Image Credit: ACC WI Chessie Fun Day 2018 ( pic from 2016 event)
Did you know dogs who frequent the river for sport or leisure are at an increased risk of acquiring fungal disease? Two fungal agents, Histoplasmosis (Histo) and Blastomycosis (Blasto), are rarely seen in pets who remain exclusively in urban environments. These two fungi may be implicated in diseases seen in dogs that visit the moist nitrogen rich soil of central North America’s river valleys.
Fungus is challenging to eliminate from the environment. Both Blasto and Histo spores survive well in moist, cool, soil that is rich in their primary nutrient sources: decaying organic material and feces. Fungus plays an essential ecological role in the recycling of organic material, but when it inadvertently enters into a mammalian host, disease is often the result. Dogs are much more likely than cats or humans to acquire Blasto or Histo infections; whether this is due to increased susceptibility or simply increased exposure is unknown. Fungi gain access to the body primarily through inhalation of infectious fungal spores.
Fungi set up shop in the respiratory tract after spores are inhaled. Several weeks to months may pass before a dog’s owner notices signs of illness. Early symptoms may include lethargy, increased breathing rate at rest, coughing or sneezing, fever, or weight loss. Symptoms may wax and wane. If disease is not detected early, the fungus often spreads to other locations of the body. Fungal disease may infect the eye, brain, spinal cord, skin, bones, heart, intestine, liver, spleen, reproductive organs and kidneys; any organ can be a potential target of disease.
Fungal disease appears less common than bacterial or viral disease in pets which makes the condition tricky to diagnose – like a wolf in sheep’s clothing. Symptoms are vague or nonspecific. Often a diagnosis of fungal disease is reached after other more common diseases have been ruled out. Failure to respond completely to viral or bacterial treatment is an indicator that a different disease agent may be contributing to symptoms.
Blood and urine tests, radiographs, and microscopic examination of tissue samples can be beneficial in diagnosis. In most cases additional testing with fungal specific diagnostics will be needed to confirm a suspected infection. Antifungal medications, anti-inflammatories, and occasionally surgery are needed, and treatment often lasts months and is expensive. Medication side effects can be dangerous. Some dogs become more symptomatic in the first few weeks of treatment due to fungal die off in the body – this occasionally results in death. Cases in which dogs acquire brain or spinal infection are often fatal despite treatment.

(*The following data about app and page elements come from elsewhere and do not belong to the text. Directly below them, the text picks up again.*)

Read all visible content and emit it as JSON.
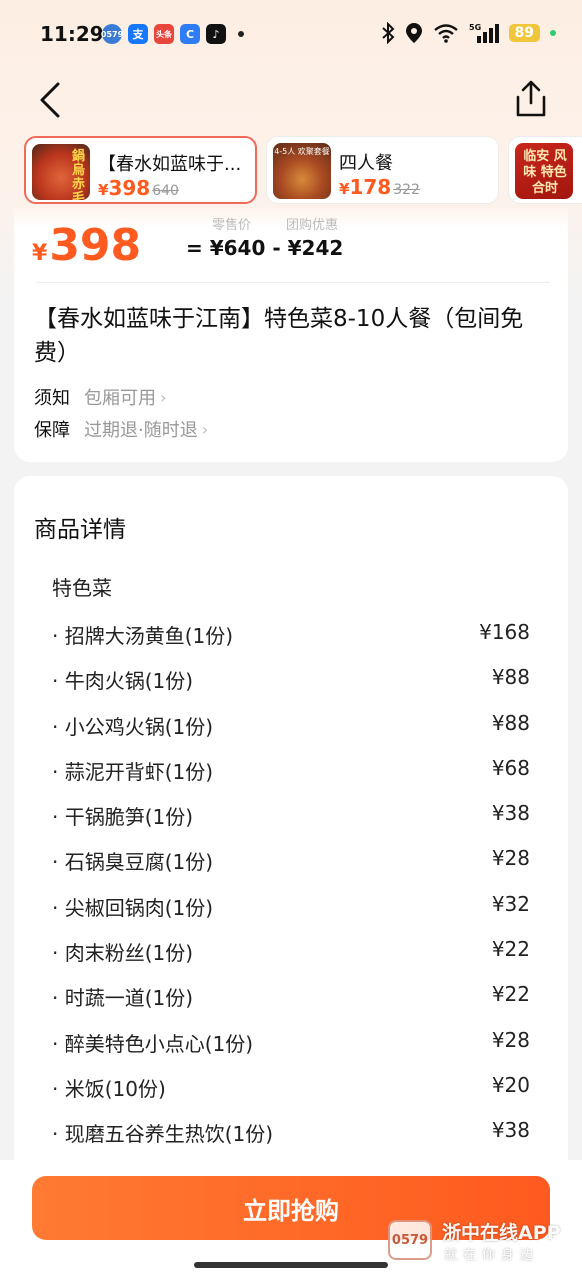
{
  "status_bar": {
    "time": "11:29",
    "apps": [
      {
        "name": "0579-app-icon",
        "glyph": "0579",
        "color": "#3a7bd5"
      },
      {
        "name": "alipay-icon",
        "glyph": "支",
        "color": "#1677ff"
      },
      {
        "name": "toutiao-icon",
        "glyph": "头条",
        "color": "#e8453c"
      },
      {
        "name": "browser-app-icon",
        "glyph": "C",
        "color": "#2f7df6"
      },
      {
        "name": "tiktok-icon",
        "glyph": "♪",
        "color": "#111111"
      }
    ],
    "network": "5G",
    "battery": "89"
  },
  "deals": [
    {
      "title": "【春水如蓝味于...",
      "currency": "¥",
      "price": "398",
      "original": "640",
      "active": true,
      "thumb_text": "鍋 烏 赤毛 烟火"
    },
    {
      "title": "四人餐",
      "currency": "¥",
      "price": "178",
      "original": "322",
      "active": false,
      "thumb_text": "4-5人 欢聚套餐"
    },
    {
      "title": "",
      "currency": "",
      "price": "",
      "original": "",
      "active": false,
      "thumb_text": "临安 风味 特色合时"
    }
  ],
  "price_block": {
    "currency": "¥",
    "price": "398",
    "original_label": "零售价",
    "discount_label": "团购优惠",
    "formula": "= ¥640 - ¥242"
  },
  "deal_title": "【春水如蓝味于江南】特色菜8-10人餐（包间免费）",
  "info_rows": [
    {
      "key": "须知",
      "value": "包厢可用"
    },
    {
      "key": "保障",
      "value": "过期退·随时退"
    }
  ],
  "details": {
    "section_title": "商品详情",
    "group_title": "特色菜",
    "items": [
      {
        "name": "· 招牌大汤黄鱼(1份)",
        "price": "¥168"
      },
      {
        "name": "· 牛肉火锅(1份)",
        "price": "¥88"
      },
      {
        "name": "· 小公鸡火锅(1份)",
        "price": "¥88"
      },
      {
        "name": "· 蒜泥开背虾(1份)",
        "price": "¥68"
      },
      {
        "name": "· 干锅脆笋(1份)",
        "price": "¥38"
      },
      {
        "name": "· 石锅臭豆腐(1份)",
        "price": "¥28"
      },
      {
        "name": "· 尖椒回锅肉(1份)",
        "price": "¥32"
      },
      {
        "name": "· 肉末粉丝(1份)",
        "price": "¥22"
      },
      {
        "name": "· 时蔬一道(1份)",
        "price": "¥22"
      },
      {
        "name": "· 醉美特色小点心(1份)",
        "price": "¥28"
      },
      {
        "name": "· 米饭(10份)",
        "price": "¥20"
      },
      {
        "name": "· 现磨五谷养生热饮(1份)",
        "price": "¥38"
      }
    ]
  },
  "buy_button": "立即抢购",
  "watermark": {
    "logo": "0579",
    "name": "浙中在线APP",
    "tagline": "就在你身边"
  },
  "colors": {
    "accent": "#ff5a1f",
    "active_border": "#f06a5a"
  }
}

Many pet owners have wondered how to protect their dogs from these two fungal diseases. Unfortunately, anything other than strict avoidance of river bed environments is of little value. I would never expect to keep a happy dog away from the water, but warn only of the potential risks and also to promote pet insurance if you have not already considered this for your pets. Riverbed soil is most risky for potential fungal inhalation on windy days following recent flooding of river banks. Travel history will be highly beneficial information to your veterinarian in reaching the correct diagnosis and treatment plan should your pet become ill.
Amanda Burow, D.V.M. (Dr. B), is a graduate of Iowa State University’s College of Veterinary Medicine. Dr. Burow’s patient list includes hunting dogs of all varieties, as well as several field trial dogs and full time sporting guide dogs. In addition to practicing general veterinary medicine, she has special interest in the areas of preventive care, emergency medicine, and dermatology. In her spare time, she enjoys being outdoors and on the lake, staying active, reading, and spending time with family and friends.
Mud River is proud to share these tips from Dr. B with our customers. Keep in mind it is best to work with your local veterinarian to determine the needs for your animals.